Donation after Neurological Determination of Death

The AoMRC guidance document should be used to determine the death by neurological criteria in > 2months post term. 

In April 2015 guidance was released for determination of death by neurological criteria by the RCPCH. This guidance relates specifically to infants from 37 weeks gestational age (including corrected gestational age) to 2 months post term.

Donors aged less than 16 years by financial year and donor type - 1 April 2010 to 31 March 2017

 

Useful Resources

Donation from infants with antenatal diagnosis of life limiting abnormalities

There have been cases where babies diagnosed with anencephaly and other life limiting conditions have been able to donate organs and tissues following their death. However, this remains a rare event and the likelihood of donation occurring under these circumstances is small. Further guidance has been given from the UK Donation Ethics Committee which can be found below.

Our Organ Donation and Babies with Congenital and Life Limiting Conditions guidance document is currently focused on supporting families in decisions around end of life care, should organ donation be something that a family requests, information and support will be given in line with this guidance.

Useful resources

Donation in Infants and Neonates

Organ donation from infants less than 6 months of age including those in the neonatal period has increased since 2012. The reason for this has in part been attributed to advances and development of techniques in en-bloc renal transplantation, development of hepatocyte transplantation from very young donors and also an increased awareness has enabled families to feel empowered to come forward to seek information on donation as an option.

In April 2015 guidance was published by the Royal College of Paediatric and Child Health on the determination of death by neurological criteria in infants from 37 weeks corrected gestational age to 2 months post term. This guidance has the potential to increase the possibility of greater options for transplantation from these patients.

The donation process remains unchanged; however there are considerations that must be taken into account when facilitating donation from very small infants and these are detailed in the standard operating procedure .

Please follow the link for the optimisation care bundle for use on patients >37 weeks CGA - 15 years. The cardiothoracic SCOUT project phase 2 does not apply to patients under 16 years of age.

Donors aged less than 6 months by financial year and donor type - 1 April 2010 to 31 March 2017

There has also been an increase in donation from infants with conditions diagnosed during antenatal care that will ultimately lead to the death of the infant shortly after birth, for example anencephaly.

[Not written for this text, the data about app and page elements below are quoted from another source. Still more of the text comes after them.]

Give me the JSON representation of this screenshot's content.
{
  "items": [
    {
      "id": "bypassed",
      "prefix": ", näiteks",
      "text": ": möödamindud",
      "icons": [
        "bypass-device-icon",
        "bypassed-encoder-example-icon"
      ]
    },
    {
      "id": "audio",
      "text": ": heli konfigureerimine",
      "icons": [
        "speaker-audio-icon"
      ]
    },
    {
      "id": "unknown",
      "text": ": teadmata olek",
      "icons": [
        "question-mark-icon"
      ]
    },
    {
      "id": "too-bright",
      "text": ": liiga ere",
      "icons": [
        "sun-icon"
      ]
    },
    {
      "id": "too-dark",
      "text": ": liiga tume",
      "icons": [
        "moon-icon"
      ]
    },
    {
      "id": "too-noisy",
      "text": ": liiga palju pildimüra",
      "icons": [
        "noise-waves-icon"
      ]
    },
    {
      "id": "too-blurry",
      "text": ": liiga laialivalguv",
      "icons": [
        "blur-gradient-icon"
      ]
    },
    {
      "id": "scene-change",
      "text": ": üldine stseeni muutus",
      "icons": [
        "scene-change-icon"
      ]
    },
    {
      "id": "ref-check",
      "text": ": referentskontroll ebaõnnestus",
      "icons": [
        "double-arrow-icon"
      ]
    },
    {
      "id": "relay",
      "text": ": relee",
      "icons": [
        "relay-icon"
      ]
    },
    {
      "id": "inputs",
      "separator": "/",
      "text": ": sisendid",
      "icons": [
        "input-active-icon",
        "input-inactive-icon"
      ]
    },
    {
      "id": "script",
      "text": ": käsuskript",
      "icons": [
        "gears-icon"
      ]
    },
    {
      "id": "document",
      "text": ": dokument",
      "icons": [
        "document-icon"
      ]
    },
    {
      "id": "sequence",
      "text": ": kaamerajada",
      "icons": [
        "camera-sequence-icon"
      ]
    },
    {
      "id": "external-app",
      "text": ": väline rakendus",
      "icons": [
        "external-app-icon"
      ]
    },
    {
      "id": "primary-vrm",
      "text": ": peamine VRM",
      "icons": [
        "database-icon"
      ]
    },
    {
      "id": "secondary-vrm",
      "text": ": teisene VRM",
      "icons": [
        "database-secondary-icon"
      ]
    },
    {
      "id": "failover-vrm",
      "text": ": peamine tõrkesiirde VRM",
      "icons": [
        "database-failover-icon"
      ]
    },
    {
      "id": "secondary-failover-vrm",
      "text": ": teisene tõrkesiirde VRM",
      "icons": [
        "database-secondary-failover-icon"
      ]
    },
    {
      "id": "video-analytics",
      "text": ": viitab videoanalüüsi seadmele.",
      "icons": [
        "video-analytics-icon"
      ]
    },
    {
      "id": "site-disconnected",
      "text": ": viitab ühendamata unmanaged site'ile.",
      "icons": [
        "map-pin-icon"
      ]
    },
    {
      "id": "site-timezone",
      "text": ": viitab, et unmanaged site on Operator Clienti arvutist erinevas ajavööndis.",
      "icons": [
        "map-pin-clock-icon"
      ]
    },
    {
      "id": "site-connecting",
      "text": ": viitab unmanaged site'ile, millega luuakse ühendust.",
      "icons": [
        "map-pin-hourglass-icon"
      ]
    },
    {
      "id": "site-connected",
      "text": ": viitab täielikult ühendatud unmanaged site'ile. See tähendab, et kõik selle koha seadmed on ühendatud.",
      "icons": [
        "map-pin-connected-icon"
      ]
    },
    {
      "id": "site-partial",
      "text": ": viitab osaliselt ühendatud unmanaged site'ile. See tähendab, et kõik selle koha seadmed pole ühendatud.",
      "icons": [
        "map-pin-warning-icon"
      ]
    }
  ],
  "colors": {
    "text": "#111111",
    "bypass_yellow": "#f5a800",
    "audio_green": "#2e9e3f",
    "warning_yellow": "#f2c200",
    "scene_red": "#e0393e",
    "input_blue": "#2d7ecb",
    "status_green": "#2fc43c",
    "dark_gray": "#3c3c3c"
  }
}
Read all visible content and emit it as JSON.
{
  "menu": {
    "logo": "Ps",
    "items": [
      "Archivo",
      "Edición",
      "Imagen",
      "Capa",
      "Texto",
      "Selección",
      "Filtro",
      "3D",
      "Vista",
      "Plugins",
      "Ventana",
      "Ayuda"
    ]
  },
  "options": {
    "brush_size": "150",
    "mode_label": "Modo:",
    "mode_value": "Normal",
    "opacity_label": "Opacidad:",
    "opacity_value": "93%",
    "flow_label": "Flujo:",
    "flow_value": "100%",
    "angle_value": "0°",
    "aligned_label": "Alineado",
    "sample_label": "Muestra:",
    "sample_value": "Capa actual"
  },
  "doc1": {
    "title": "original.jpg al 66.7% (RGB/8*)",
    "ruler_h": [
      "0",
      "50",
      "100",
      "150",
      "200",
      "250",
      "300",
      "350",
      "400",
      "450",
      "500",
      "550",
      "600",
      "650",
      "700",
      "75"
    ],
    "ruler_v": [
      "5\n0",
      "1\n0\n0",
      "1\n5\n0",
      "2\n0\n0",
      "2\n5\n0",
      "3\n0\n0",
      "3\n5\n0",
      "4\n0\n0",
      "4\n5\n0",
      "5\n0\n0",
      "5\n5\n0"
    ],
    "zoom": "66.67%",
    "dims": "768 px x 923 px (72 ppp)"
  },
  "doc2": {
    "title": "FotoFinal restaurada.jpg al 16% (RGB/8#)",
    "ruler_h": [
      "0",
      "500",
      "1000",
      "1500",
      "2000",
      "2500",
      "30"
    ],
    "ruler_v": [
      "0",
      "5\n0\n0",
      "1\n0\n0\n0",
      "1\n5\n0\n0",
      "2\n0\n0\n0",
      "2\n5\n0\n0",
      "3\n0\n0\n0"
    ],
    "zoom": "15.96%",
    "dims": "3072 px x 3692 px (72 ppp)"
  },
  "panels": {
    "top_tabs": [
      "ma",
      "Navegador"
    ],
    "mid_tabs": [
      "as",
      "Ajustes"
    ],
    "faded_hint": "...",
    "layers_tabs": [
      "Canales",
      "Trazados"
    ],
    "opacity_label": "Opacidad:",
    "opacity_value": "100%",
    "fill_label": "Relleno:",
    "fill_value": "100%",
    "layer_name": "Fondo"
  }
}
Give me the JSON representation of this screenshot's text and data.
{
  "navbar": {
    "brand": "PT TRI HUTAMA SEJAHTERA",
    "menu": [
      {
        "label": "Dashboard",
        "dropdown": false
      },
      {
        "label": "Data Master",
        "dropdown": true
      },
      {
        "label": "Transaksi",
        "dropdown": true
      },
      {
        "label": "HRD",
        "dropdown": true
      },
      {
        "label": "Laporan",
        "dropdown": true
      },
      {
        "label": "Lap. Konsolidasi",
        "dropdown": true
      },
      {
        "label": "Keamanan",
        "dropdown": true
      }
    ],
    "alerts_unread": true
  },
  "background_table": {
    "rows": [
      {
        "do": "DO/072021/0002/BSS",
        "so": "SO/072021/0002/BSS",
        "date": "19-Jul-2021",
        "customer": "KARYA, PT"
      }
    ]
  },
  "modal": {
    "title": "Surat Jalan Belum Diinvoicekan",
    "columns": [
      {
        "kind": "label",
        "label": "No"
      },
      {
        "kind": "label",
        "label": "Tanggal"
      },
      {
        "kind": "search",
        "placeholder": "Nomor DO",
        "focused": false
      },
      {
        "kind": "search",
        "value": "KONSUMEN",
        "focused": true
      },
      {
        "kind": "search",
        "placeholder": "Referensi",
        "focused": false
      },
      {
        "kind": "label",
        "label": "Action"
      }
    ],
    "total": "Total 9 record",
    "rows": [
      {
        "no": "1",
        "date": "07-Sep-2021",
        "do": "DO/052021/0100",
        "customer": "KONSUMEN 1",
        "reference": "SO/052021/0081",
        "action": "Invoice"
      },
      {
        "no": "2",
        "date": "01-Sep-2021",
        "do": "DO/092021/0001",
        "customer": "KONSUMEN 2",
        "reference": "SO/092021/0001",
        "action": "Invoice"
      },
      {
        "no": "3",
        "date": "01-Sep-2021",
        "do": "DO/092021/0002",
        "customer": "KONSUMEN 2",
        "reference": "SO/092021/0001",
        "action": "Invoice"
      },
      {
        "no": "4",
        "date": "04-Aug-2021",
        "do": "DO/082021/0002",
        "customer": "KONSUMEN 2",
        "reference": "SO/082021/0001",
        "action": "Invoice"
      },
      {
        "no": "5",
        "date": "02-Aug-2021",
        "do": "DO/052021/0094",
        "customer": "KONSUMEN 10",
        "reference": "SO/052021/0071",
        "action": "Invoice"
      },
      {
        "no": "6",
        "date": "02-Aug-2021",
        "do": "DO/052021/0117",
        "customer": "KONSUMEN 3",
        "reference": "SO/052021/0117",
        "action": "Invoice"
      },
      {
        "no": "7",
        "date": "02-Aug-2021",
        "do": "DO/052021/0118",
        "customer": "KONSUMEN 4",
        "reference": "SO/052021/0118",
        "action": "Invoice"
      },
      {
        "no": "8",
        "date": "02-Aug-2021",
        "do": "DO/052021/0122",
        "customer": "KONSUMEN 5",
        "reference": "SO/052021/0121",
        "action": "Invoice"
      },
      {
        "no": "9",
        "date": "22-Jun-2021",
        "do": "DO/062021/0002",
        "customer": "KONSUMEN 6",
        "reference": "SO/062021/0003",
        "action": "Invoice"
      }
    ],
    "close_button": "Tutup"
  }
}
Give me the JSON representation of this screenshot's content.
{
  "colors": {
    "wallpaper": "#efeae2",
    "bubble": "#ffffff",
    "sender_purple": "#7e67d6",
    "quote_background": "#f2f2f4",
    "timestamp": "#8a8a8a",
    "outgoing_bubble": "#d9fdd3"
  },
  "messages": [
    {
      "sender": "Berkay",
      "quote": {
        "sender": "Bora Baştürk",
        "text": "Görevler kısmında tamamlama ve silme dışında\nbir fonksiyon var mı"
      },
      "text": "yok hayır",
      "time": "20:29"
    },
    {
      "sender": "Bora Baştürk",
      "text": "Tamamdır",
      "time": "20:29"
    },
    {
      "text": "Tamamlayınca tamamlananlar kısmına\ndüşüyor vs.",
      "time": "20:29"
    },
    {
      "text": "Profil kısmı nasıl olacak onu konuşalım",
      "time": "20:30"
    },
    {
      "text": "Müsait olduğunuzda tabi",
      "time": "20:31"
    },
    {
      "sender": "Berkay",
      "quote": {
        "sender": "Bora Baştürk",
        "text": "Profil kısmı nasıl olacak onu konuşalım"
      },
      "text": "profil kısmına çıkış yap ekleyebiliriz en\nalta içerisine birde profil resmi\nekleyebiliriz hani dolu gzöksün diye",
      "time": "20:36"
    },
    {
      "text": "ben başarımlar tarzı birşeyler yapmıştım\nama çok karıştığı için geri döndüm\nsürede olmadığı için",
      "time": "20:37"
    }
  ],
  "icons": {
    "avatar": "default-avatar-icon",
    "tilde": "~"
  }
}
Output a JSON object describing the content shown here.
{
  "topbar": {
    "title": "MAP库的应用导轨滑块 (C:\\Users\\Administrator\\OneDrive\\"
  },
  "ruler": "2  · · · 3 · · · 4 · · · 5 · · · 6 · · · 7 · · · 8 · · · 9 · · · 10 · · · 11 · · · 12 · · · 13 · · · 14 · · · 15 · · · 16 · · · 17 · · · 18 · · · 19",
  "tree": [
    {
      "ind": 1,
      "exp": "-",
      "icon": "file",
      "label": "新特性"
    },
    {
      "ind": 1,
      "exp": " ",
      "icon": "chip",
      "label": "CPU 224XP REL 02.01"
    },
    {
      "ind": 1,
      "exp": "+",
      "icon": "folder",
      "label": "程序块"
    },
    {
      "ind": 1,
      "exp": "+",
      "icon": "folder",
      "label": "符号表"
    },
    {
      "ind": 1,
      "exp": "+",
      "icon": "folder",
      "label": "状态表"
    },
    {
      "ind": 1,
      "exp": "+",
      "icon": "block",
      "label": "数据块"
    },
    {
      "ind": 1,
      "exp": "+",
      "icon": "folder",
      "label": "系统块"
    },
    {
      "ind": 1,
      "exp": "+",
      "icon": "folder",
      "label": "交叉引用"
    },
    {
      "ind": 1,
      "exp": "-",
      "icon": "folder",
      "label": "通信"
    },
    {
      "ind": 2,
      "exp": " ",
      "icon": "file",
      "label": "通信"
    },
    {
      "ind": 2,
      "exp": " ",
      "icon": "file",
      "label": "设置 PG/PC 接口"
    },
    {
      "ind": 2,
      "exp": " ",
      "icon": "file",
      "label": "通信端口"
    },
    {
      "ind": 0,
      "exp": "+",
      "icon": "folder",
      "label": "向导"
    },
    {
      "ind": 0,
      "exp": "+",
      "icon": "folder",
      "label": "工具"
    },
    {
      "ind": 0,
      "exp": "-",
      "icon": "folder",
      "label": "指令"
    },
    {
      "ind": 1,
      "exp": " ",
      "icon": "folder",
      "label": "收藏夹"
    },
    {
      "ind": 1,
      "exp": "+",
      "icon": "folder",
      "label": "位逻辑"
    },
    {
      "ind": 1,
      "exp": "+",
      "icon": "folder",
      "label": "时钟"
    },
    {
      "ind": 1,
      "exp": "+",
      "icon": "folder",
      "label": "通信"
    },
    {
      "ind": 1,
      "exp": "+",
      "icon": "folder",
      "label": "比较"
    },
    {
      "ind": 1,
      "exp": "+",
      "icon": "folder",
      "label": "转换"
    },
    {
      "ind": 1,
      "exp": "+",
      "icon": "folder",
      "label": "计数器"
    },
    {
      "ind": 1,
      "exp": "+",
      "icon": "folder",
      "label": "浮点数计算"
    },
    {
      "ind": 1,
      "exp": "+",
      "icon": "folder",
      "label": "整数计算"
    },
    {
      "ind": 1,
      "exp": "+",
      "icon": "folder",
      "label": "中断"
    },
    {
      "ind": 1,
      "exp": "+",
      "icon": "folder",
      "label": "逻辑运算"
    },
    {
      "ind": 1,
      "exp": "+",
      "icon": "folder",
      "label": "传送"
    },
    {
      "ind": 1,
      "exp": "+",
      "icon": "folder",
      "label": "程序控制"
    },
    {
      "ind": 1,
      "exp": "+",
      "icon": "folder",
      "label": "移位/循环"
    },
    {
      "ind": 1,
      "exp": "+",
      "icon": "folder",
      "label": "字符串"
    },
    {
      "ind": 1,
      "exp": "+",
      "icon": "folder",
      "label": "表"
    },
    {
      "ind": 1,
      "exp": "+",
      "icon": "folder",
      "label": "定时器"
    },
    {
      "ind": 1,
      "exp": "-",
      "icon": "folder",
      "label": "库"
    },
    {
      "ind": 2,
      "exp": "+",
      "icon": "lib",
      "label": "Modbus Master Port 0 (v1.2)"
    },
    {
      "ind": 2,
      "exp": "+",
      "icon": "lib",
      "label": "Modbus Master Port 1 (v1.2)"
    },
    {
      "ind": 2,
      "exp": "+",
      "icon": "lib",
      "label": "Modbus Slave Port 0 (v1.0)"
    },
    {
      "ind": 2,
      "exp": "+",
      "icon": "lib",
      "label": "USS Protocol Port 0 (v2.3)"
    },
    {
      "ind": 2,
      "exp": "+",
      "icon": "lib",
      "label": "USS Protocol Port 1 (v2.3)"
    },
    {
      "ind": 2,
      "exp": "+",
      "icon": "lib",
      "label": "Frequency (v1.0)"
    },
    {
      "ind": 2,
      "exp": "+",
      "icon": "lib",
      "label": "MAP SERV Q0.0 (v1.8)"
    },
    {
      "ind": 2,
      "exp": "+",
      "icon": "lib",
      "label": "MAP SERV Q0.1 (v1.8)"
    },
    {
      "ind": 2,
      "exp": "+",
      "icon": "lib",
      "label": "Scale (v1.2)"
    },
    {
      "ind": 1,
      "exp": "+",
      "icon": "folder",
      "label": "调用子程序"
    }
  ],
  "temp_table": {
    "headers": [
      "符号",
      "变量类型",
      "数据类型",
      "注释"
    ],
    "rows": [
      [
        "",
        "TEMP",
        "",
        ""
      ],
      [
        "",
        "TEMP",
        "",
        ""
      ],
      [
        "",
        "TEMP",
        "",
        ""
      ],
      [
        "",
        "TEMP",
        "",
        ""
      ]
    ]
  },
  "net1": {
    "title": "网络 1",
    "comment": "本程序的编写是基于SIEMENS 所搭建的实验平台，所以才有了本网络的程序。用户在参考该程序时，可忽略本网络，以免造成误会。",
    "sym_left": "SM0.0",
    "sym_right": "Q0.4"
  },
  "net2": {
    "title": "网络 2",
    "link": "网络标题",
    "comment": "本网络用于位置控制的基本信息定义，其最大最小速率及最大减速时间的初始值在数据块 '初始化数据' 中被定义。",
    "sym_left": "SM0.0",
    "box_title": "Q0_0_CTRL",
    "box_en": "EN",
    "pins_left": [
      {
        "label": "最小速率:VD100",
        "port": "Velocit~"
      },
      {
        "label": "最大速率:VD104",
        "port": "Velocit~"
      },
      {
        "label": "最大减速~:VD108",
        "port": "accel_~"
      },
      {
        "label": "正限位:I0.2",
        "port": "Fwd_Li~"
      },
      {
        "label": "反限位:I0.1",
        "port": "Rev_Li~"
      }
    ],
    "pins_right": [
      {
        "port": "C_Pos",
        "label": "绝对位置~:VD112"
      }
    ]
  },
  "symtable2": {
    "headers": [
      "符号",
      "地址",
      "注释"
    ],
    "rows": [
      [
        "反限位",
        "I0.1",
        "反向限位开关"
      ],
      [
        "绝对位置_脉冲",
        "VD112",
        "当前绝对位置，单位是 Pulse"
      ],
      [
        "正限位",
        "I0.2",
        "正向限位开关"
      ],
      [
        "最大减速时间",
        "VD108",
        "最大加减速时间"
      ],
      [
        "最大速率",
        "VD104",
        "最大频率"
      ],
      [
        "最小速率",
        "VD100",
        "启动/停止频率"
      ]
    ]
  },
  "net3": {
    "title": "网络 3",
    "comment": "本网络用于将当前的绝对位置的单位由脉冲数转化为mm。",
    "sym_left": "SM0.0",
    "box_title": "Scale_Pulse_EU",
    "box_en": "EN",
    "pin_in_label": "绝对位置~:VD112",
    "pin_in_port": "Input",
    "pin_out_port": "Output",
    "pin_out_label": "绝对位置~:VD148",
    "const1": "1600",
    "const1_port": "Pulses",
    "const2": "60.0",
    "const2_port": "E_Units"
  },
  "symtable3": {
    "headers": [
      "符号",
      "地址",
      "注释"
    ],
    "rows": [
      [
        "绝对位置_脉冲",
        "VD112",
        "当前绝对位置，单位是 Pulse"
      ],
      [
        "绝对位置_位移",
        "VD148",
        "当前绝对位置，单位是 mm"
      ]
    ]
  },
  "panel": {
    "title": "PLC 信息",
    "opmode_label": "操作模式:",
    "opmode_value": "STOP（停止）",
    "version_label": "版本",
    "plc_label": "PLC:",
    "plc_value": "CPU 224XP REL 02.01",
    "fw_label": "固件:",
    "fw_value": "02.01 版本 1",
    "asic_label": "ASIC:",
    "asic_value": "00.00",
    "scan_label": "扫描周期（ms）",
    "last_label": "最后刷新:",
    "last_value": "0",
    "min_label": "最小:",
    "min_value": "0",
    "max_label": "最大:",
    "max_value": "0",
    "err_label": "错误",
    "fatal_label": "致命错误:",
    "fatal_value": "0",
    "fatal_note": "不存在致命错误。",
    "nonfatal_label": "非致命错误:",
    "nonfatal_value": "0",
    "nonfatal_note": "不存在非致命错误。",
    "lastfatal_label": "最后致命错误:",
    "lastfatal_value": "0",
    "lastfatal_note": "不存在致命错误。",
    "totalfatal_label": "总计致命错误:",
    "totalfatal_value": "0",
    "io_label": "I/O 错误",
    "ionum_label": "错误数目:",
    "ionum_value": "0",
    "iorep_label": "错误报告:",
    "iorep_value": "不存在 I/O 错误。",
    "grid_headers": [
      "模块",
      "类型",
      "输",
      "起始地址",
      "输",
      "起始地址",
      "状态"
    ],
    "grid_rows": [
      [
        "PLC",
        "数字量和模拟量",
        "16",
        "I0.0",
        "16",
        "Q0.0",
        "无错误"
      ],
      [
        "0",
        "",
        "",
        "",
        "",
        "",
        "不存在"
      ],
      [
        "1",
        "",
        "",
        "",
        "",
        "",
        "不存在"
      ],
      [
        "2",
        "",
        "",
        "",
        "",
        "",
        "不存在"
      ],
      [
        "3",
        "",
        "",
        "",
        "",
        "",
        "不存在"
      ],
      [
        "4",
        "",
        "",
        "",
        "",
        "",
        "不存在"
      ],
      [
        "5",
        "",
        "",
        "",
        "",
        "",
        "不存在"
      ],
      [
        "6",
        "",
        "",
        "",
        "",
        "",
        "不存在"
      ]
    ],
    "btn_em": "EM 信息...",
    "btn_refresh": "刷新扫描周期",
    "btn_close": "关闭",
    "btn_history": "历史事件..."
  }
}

Paediatric Donor Optimisation

In addition to ensuring the opportunity for donation is offered in all cases where it is possible we need to consider the focus of treatment following neurological determination of death. The focus changes from life saving to the optimisation of organs for transplantation. We have a commitment to provide the highest number of organs in the best possible condition through optimisation of donor physiology.

In the UK the mean number of organs per donor in adults are DBD 3.29 / DCD 2.18 in paediatric patients this is increased to DBD 5.27 / DCD 3.33.

Mean number of organs transplanted per donor by age group and donor type - 1 April 2015 to 31 March 2017

The principles of optimization are unchanged from adults but specific consideration for paediatric patients and paediatric practice is important. Local protocols which are agreed with clinical, nursing and pharmacy staff are important to ensure optimization objectives are clearly met.

Please follow the link for the optimisation care bundle for use on patients >37 weeks CGA - 15 years. The cardiothoracic SCOUT project phase 2 does not apply to patients under 16 years of age.

Mean number of organs transplanted per donor by age group and donor type, 1 April 2016 to 31 March 2017